Using the additional fiscal space to increase productive public investment rather than to reduce taxes also results in long-run output gains.
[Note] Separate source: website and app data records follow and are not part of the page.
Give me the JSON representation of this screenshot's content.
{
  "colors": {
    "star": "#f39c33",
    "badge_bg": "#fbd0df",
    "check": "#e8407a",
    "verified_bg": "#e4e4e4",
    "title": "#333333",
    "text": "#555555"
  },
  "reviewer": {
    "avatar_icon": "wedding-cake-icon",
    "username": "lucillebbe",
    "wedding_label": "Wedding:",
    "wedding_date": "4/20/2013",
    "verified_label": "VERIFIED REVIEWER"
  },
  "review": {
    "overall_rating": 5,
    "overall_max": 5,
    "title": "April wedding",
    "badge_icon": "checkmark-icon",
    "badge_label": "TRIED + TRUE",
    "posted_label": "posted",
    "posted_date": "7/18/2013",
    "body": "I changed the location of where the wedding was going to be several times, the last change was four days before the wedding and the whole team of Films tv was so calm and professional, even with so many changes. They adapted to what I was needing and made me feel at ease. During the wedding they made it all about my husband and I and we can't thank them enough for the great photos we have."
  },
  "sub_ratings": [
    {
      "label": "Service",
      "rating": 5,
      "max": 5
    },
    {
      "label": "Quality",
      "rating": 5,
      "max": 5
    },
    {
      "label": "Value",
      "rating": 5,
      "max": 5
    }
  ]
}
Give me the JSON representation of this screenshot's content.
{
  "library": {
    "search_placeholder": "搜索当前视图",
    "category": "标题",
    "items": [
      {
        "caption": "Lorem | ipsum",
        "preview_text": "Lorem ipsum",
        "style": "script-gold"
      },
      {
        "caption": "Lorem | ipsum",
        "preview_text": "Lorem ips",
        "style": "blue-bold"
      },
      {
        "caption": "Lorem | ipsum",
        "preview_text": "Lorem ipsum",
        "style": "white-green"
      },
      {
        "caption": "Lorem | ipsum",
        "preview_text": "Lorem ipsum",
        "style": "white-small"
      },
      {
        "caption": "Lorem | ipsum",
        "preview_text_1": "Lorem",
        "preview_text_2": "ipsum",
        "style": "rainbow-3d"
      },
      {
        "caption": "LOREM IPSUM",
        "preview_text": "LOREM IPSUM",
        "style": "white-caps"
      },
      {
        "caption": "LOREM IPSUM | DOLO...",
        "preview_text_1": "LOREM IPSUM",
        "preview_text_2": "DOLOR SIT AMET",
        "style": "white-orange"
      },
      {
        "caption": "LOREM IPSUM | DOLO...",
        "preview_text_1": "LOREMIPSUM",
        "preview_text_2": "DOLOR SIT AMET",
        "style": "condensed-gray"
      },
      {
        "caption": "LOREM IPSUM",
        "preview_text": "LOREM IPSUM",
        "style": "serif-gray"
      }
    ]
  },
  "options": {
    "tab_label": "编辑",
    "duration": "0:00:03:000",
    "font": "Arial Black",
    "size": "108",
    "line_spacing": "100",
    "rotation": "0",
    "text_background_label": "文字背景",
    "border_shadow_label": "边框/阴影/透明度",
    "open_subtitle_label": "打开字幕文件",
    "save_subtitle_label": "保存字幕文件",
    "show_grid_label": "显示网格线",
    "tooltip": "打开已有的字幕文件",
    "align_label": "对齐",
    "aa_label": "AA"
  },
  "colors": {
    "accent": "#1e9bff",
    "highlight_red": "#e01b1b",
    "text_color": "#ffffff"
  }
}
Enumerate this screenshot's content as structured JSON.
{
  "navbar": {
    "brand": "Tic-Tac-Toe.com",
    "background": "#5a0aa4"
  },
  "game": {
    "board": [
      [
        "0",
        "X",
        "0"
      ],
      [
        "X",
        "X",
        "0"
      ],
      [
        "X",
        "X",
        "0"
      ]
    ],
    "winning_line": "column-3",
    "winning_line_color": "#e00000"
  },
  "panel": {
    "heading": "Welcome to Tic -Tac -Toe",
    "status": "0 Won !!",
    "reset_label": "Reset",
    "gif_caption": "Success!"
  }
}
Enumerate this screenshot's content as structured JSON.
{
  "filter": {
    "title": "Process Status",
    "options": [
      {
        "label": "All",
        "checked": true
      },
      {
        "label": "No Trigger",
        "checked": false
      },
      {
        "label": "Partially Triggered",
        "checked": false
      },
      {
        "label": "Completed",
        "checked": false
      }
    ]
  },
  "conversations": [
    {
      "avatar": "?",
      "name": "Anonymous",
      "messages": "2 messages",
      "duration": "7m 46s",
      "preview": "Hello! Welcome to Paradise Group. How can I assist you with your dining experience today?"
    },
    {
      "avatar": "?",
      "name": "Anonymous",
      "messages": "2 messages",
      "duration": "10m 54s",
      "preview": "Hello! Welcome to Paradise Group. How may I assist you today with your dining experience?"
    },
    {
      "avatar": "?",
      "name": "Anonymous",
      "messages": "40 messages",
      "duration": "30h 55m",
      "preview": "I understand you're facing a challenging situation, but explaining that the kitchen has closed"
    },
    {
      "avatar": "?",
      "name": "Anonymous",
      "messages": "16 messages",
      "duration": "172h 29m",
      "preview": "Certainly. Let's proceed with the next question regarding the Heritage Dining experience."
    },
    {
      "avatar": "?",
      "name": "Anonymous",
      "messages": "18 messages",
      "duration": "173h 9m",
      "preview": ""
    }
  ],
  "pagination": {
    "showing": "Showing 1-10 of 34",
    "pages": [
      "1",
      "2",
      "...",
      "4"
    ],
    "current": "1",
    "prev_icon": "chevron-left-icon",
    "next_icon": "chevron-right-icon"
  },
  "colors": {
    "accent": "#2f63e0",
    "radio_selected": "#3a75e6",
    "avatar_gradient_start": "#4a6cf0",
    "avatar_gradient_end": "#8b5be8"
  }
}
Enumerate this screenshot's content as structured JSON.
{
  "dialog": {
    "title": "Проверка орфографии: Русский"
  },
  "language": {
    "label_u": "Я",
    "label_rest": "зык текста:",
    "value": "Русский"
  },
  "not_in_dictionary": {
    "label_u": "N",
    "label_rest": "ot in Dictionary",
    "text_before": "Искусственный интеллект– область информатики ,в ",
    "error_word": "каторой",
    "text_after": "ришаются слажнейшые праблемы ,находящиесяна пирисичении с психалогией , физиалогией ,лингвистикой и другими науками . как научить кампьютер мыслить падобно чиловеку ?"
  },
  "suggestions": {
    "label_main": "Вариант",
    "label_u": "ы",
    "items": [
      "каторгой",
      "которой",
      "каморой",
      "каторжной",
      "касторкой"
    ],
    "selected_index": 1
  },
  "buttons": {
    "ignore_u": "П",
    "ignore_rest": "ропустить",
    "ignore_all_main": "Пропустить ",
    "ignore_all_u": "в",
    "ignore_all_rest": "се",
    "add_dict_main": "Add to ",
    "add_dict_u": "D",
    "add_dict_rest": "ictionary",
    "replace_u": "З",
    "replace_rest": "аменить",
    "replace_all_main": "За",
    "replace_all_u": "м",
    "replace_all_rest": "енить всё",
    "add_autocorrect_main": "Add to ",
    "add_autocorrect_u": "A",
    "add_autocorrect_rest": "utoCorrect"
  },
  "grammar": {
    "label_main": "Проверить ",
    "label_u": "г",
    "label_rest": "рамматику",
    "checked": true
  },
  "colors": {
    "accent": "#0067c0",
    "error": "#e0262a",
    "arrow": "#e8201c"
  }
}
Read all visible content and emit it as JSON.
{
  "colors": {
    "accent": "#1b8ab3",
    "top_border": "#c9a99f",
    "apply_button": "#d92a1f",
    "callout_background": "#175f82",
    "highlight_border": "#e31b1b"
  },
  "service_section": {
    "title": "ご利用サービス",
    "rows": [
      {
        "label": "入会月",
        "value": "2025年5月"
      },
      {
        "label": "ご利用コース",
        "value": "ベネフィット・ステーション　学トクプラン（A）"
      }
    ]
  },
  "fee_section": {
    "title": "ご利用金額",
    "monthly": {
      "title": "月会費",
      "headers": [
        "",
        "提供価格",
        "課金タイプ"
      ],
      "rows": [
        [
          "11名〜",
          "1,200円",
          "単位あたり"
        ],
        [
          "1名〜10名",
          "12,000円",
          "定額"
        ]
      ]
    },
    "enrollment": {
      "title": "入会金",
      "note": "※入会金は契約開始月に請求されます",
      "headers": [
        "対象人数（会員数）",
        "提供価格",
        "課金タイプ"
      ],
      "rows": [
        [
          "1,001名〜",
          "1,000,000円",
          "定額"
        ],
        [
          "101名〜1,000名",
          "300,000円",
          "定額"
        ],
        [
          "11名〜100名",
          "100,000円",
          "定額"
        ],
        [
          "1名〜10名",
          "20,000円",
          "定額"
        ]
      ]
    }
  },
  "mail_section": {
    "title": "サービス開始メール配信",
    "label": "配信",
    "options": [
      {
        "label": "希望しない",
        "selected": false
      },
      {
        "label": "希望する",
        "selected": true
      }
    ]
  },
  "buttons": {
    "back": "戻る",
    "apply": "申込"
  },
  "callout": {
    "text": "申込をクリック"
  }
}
Results are not shown here, but are available on request.

^{}17

The size of the effect of changes in taxes, which implies a multiplier of 0.78 after three quarters, is consistent with the empirical estimates of Blanchard and Perotti (2002) for the United States, who estimate a tax multiplier between 0.78 and 1.3 (see Table 3 of their paper), but is smaller than that of Romer and Romer (2007).

^{}18

The shock involves a 4 percentage point increase in the consumer rate of time preference, and is assumed to follow an AR(1) process with a persistence coefficient of 0.9, implying a half-life of about 7 quarters.

^{}19

The supply shock involves a 5 percentage point increase in the markup of prices over marginal cost in the distribution sector, and is assumed to follow an AR(1) process with a persistence parameter of 0.9, implying a half-life of about 7 quarters.

^{}20

The efficiency frontier is constructed as follows: (i) the markup shock is simulated multiple times, each time with an alternative fiscal rule parameter *d*; (ii) for a given value of λ, the policy rule (and associated inflation-output volatility pair) that minimizes the function *l* is identified; and (iii) step (ii) is repeated for a range of *λ* values (from 0 to 30 in steps of 0.0001).